Published online by Cambridge University Press: 18 June 2021
WITHDRAWAL FROM LEIPZIG AND ARRIVAL IN PARIS
By the spring of 1888 Delius was impatient to move on; moreover, the coterie of Norwegians was about to fragment. ‘Our wonderful time in Leipzig has now melted away into the past’, he later wrote to Grieg from Bradford; ‘I have never lived through such a congenial time. It has been a cornerstone in my life’. Halvorsen was the first to depart and Delius followed a fortnight later and had no intention of returning. The Griegs left in April, leaving only Sinding to languish in solitude. Delius's withdrawal from Leipzig, as Philip Jones has argued, was entirely voluntary (which somewhat contradicts the assertion that his father had only granted him a limited period of eighteen months of study). His letter to Gertrude Rueckert of December 1886 makes it clear that he expected to be in Leipzig for three years like other fellow students, but given that he attended few of the classes for which he was registered (with the exception of those with Reinecke, Jadassohn and Sitt), it is not surprising that he saw little point in continuing. The wonder is that Leipzig granted him a diploma at all. Delius's later disparagement of Leipzig, the ‘Double Fugue Institution’ as Sinding sarcastically described it, is well known. At a time when he made these comments, autodidacticism was deeply fashionable; likewise, popular ‘anti-intellectualism’ in composition and criticism deemed the word ‘academic’ (especially in the hands of Bernard Shaw) a pejorative term. Yet, Delius's experiences there, whether in the classroom, at the opera or in the concert hall, inculcated a sense of professionalism in his work and, more significantly, his later methods, with an incisive degree of self-criticism. However, possessed with youthful arrogance and (more importantly) belief in his own abilities, like many of his peers, he undoubtedly felt that he could make more progress on his own without Jadassohn's watchful eye. In January 1889, in a letter to Delius, Sinding ruefully commented: ‘it is queer how Jadassohn impresses the stamp of his own personality on his pupils, if they cannot emancipate themselves from it’. Emancipating himself clearly was Delius's desire.
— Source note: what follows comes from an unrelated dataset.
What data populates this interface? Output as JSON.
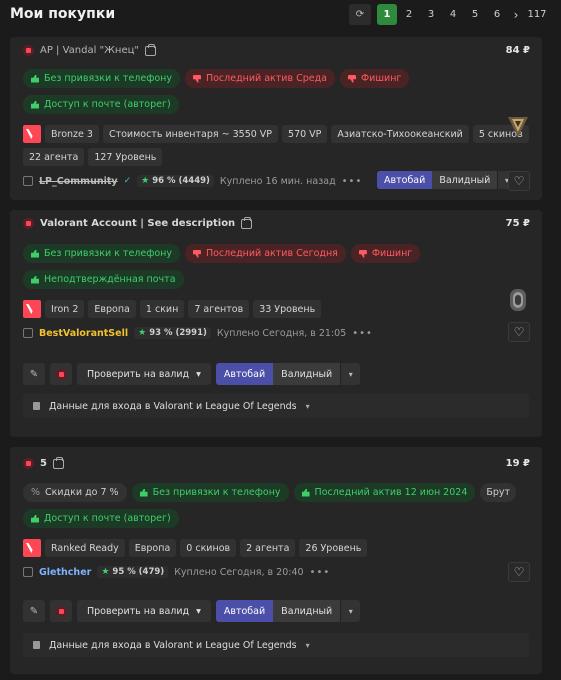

As he declared to the much younger Heseltine: ‘Harmony is only a means of expression which is gradually developing. I don't believe in learning harmony and counterpoint’.